▸ **HOW TO COMPLETE THIS TASK**
Write down nothing except how many lines in the entries contain "image".

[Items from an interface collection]

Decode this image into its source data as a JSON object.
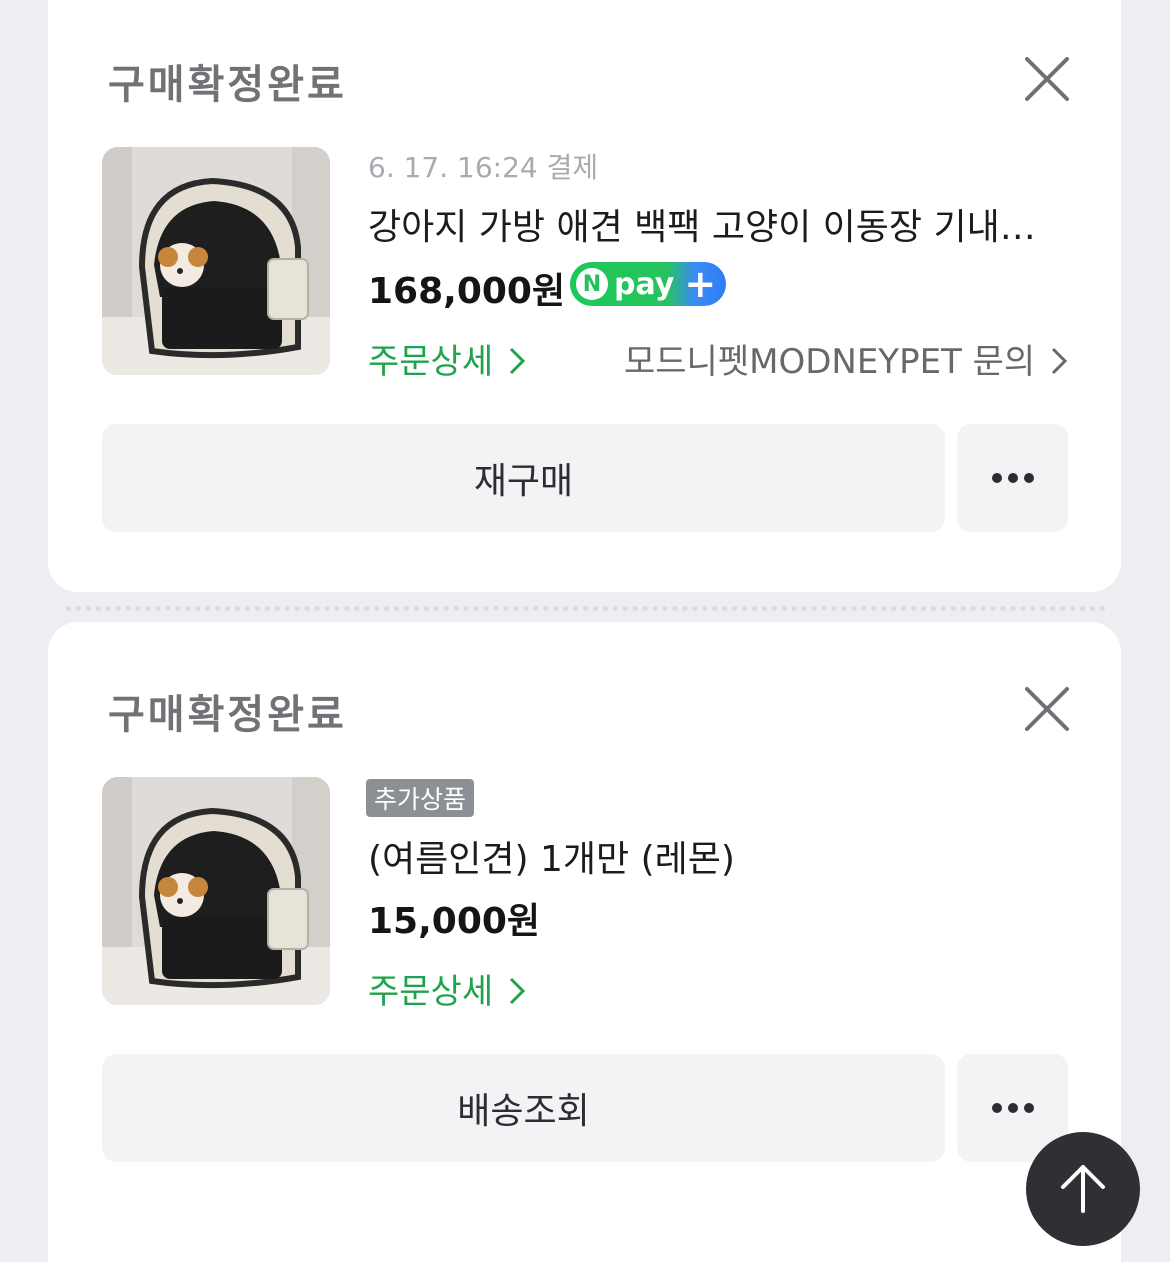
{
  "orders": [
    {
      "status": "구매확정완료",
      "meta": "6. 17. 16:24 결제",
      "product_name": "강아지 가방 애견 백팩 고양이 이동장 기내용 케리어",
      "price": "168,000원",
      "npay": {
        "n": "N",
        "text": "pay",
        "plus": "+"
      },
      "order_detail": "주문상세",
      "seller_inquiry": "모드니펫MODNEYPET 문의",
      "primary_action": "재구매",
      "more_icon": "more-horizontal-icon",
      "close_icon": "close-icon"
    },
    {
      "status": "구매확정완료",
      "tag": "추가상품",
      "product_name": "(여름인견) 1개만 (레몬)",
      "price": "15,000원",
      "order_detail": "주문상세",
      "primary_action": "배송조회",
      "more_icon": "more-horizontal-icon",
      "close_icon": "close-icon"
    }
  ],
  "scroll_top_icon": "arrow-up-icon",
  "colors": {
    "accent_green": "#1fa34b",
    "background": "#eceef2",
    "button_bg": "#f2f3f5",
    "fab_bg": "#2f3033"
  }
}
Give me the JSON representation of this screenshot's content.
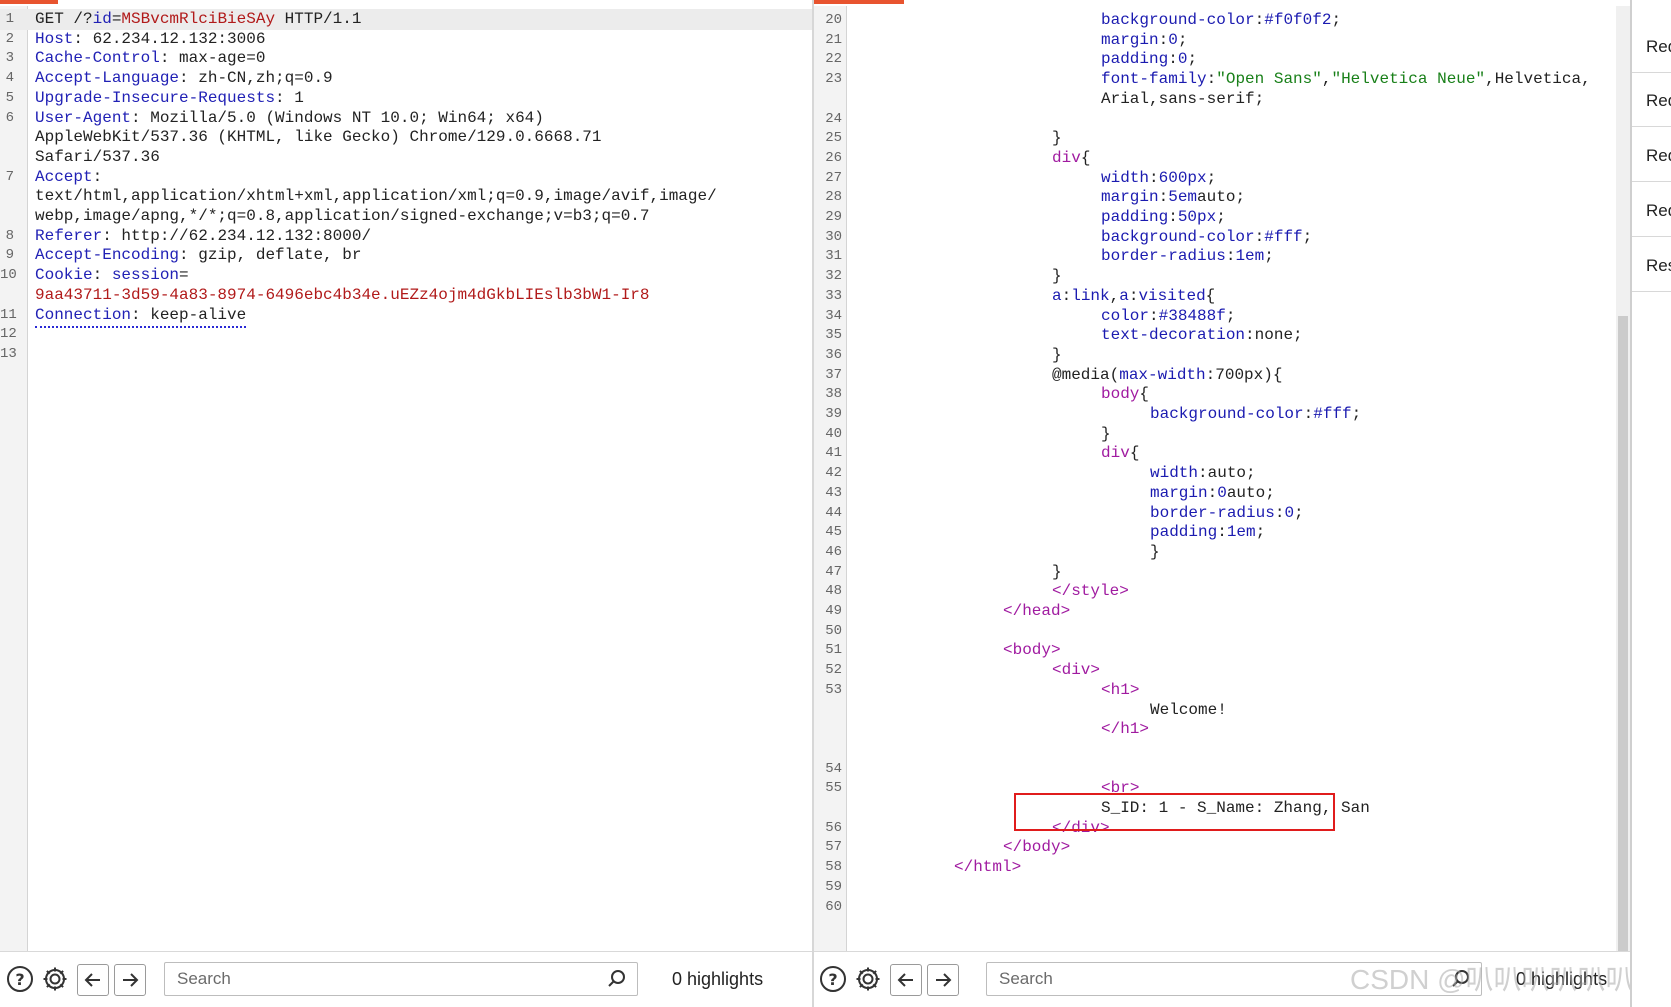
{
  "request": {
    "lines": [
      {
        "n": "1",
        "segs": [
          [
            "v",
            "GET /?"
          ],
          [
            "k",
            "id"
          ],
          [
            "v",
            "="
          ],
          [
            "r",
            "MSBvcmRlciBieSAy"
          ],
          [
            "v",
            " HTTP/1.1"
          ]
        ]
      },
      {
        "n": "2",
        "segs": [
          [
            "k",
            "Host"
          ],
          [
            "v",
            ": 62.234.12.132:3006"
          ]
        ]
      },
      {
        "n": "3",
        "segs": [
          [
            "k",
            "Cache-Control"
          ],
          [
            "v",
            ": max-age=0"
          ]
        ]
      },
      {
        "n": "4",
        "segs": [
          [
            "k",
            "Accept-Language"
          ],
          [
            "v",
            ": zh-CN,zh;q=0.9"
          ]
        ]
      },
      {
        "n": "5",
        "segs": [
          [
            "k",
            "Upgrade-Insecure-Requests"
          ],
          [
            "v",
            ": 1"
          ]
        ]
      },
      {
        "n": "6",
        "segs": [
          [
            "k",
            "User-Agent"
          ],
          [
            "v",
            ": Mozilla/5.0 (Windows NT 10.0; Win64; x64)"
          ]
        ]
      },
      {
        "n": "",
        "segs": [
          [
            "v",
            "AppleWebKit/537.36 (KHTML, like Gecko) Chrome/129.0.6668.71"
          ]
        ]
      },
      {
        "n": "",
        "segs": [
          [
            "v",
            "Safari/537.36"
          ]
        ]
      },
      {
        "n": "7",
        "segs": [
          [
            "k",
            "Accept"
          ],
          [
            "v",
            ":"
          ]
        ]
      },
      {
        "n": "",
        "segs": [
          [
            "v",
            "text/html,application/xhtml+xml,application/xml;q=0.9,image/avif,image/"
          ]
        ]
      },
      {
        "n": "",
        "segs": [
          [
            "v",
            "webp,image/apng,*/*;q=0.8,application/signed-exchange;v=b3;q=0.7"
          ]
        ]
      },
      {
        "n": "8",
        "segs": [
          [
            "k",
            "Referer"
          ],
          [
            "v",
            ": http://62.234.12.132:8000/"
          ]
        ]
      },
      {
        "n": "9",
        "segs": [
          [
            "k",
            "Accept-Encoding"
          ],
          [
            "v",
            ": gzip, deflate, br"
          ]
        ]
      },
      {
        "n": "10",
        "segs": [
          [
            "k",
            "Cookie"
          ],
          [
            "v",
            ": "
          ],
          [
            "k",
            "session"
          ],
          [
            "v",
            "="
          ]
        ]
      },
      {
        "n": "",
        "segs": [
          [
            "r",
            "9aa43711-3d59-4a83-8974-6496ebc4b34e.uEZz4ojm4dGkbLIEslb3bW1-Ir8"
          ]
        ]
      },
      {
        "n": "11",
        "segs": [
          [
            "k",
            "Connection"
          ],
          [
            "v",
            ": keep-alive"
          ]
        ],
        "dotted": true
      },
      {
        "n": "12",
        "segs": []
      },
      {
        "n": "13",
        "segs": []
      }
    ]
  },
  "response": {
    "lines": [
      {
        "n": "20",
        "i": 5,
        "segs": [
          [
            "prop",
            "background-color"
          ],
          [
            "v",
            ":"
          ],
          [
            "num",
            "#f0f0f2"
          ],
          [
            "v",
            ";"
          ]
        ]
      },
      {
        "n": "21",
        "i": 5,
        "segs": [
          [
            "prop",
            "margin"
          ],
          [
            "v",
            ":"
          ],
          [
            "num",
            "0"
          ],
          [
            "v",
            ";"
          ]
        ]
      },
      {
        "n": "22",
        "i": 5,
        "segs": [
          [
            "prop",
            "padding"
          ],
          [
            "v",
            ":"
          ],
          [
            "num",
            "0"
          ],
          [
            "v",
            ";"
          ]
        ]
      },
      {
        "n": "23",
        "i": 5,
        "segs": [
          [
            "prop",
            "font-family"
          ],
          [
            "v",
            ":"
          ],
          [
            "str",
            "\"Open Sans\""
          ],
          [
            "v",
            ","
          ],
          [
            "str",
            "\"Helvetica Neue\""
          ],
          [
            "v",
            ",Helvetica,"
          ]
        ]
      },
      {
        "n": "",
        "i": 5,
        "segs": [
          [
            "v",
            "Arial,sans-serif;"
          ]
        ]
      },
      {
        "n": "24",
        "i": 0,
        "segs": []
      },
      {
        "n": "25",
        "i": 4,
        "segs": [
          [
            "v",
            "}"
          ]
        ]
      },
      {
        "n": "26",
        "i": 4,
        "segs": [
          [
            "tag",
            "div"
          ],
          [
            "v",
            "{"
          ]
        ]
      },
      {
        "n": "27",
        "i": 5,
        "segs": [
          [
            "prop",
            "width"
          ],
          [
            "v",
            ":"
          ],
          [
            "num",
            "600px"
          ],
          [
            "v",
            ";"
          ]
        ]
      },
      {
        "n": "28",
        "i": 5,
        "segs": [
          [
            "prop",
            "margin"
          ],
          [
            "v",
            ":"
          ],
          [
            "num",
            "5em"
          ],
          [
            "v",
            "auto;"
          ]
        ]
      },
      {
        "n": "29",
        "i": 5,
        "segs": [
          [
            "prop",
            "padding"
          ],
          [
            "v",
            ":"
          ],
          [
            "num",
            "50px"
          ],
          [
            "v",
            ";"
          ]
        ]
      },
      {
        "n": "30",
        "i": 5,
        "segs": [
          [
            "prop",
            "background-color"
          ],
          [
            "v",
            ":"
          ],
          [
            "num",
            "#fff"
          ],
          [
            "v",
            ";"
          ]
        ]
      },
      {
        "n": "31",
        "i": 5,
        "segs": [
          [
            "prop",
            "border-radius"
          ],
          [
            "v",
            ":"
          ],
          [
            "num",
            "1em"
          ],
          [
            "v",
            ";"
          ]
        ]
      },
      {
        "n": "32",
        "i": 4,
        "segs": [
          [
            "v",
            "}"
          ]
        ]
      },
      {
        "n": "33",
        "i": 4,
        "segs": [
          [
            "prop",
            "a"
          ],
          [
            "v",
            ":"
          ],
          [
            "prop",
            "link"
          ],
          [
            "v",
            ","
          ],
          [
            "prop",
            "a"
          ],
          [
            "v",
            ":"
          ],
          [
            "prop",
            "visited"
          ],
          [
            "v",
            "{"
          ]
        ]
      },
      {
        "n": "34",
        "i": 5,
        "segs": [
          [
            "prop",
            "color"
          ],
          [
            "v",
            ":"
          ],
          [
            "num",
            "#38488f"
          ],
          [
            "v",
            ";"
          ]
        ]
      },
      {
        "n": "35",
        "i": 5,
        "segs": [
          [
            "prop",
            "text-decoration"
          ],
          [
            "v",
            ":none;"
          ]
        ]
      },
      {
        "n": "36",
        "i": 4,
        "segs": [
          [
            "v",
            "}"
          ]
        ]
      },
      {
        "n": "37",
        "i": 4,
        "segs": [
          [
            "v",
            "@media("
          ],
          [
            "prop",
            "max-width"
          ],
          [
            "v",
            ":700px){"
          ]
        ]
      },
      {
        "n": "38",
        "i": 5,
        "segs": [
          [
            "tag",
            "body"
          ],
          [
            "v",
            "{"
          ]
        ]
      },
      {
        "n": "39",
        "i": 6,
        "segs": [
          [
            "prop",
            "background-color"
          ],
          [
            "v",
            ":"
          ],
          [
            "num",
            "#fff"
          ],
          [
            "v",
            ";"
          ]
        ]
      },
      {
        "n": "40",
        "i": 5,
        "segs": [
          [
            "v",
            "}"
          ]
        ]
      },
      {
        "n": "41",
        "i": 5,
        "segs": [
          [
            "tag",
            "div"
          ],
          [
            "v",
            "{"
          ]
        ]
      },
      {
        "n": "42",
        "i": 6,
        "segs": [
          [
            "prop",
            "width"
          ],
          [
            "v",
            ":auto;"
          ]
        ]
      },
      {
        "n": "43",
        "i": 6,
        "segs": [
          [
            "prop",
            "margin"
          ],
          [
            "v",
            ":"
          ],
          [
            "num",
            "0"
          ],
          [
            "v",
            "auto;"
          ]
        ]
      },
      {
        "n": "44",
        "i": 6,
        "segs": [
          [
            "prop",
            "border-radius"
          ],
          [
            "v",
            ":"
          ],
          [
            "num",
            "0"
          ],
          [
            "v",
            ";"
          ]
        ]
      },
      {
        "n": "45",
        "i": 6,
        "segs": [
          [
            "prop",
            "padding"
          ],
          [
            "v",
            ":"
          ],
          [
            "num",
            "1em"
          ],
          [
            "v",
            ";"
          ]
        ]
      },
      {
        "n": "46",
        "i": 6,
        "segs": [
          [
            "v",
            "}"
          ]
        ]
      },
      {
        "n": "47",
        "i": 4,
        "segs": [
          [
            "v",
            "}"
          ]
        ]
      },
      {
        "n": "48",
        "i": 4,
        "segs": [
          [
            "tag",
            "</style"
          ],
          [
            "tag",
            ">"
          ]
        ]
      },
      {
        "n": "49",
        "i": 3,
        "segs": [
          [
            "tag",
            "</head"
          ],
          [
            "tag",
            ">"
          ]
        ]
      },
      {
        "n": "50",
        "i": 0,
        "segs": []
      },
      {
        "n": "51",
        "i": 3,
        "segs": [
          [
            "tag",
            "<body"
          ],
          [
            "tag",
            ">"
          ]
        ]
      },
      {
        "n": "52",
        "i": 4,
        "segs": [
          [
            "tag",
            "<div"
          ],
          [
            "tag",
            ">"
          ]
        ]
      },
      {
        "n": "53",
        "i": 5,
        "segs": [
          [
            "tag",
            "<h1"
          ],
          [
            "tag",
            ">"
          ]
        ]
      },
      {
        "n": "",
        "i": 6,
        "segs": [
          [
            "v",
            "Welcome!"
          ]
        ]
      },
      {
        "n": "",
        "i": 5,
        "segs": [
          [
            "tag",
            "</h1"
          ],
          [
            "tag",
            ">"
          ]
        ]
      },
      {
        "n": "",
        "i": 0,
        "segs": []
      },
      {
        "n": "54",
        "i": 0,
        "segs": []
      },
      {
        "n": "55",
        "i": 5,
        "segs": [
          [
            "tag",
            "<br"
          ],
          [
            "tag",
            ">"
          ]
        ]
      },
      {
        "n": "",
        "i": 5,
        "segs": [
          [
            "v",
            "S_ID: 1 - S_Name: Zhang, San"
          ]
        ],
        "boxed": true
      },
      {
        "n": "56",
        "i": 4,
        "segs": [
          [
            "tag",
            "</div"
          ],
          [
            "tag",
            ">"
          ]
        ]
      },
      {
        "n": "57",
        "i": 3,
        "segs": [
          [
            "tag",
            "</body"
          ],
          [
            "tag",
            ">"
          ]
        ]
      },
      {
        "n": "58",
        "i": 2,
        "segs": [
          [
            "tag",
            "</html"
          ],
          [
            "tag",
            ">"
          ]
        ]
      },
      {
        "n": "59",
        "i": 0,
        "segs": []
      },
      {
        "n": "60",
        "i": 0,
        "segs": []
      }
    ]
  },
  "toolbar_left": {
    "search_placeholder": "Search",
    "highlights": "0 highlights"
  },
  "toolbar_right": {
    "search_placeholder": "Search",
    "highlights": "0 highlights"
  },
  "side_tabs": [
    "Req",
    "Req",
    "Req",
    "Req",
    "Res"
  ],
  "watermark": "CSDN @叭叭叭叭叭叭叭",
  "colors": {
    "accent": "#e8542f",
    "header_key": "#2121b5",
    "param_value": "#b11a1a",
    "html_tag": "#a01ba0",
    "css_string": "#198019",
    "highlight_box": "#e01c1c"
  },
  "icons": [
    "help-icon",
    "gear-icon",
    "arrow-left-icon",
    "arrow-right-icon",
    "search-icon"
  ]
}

▸ **EXERCISE SOLUTION**
3